The COVID-19 diagnosis meant that Nevaeh’s scans have been put on hold, potentially for several months.
“As of today, we still don’t know if her body’s responding to treatment or not, that’s still up in the air,” Simmons-Williams said.
The illness also delayed two of Nevaeh’s cancer treatments, which she resumed last Thursday.
“She is doing the chemo treatment at home,” her mother said. “She does one day at the hospital and the rest at home, so we’re currently in the middle of cycle six right now.”
Nevaeh says even after she beat COVID-19, which her family announced on Facebook last week, helping her ill parents and caring for her siblings proved challenging.
“It was pretty rough because after I tested negative, my parents were still positive, and I had to talk to them through the door,” Nevaeh said.
“I had to cook dinner for my siblings — I love cooking, so I didn’t have a problem with that — but it was hard trying to make sure my parents were okay while trying to keep my siblings and myself safe,” she said.
Everyone in Nevaeh’s home is now doing much better and has since tested negative.
While the brave child has since defeated the virus, her mom says the illness has taken a noticeable toll as she resumes her cancer treatments.
“We definitely can tell that her body went through a lot with that COVID-19,” Simmons-Williams said.

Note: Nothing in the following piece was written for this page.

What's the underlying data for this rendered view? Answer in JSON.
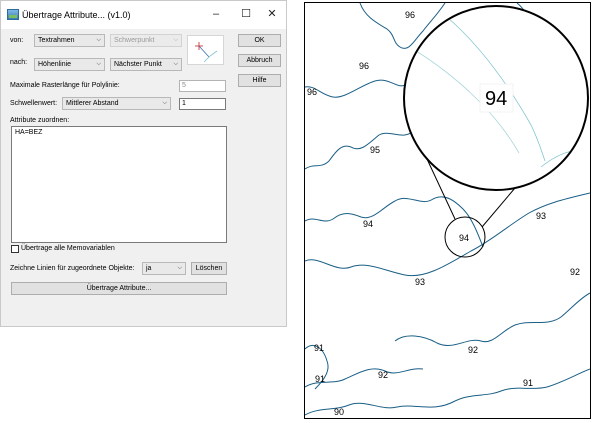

“This time after treatment, she was like, her body was hurting, she had some joint pain and she’s tired,” she said.
Still, Nevaeh continues to push through her fight with cancer following a relapse in August of 2020.
Nevaeh’s life update
Since WSAV News 3 last spoke with Nevaeh about her cancer journey, she’s celebrated a few positive life updates.
Most notably, she completed her final radiation treatment in November. She’s reached her lifetime maximum limit of radiation treatment, so she’ll never have to undergo it again.
“The radiation was really rough. I was tired, I could barely walk with myself, I couldn’t get myself dressed, I couldn’t get up,” she recalled, adding, “My mom had to help me really do everything.”
Nevaeh says reaching the milestone feels like a load off of her chest — literally.
A painful side effect of the treatment was the burns it left on the child’s chest. It also impacted Nevaeh’s eating.
“When I swallowed, it kind of felt like my food got stuck for like, maybe three minutes every time I tried to eat food,” she said. “My chest was really itchy and I just couldn’t eat anything because it was so painful to even swallow.”
Her mom says she’s relieved Nevaeh is finished with radiation treatment, which her daughter’s body seemed to have a tougher time handling than chemotherapy.
“We were happy to get through that because we had to stay in Atlanta for three weeks,” Simmons-Williams said.
The Williams family welcomed more good news in December when Nevaeh and her siblings received Nova, a Goldendoodle puppy, for Christmas.
Nevaeh documented the surprise gift on her YouTube channel in a video that shows her screaming and tearing up with excitement.
The family’s goal is to train Nova to become a service animal.
“I decided to pick a puppy breed like the Goldendoodle — they’re commonly known to be loving and great service dogs — to help her get through her treatment,” Nevaeh’s mother shared, adding, “I mean, if she can beat COVID-19, she can beat cancer, she definitely can raise a puppy.”
Given all that Nevaeh’s encountered in her 11 years, she wants to encourage other children who are facing similar cancer battles. She says she hopes documenting her fight on YouTube will help inspire them.
For other children bravely battling cancer, Nevaeh says, “Your current situation is not your destination, and you can get through this.”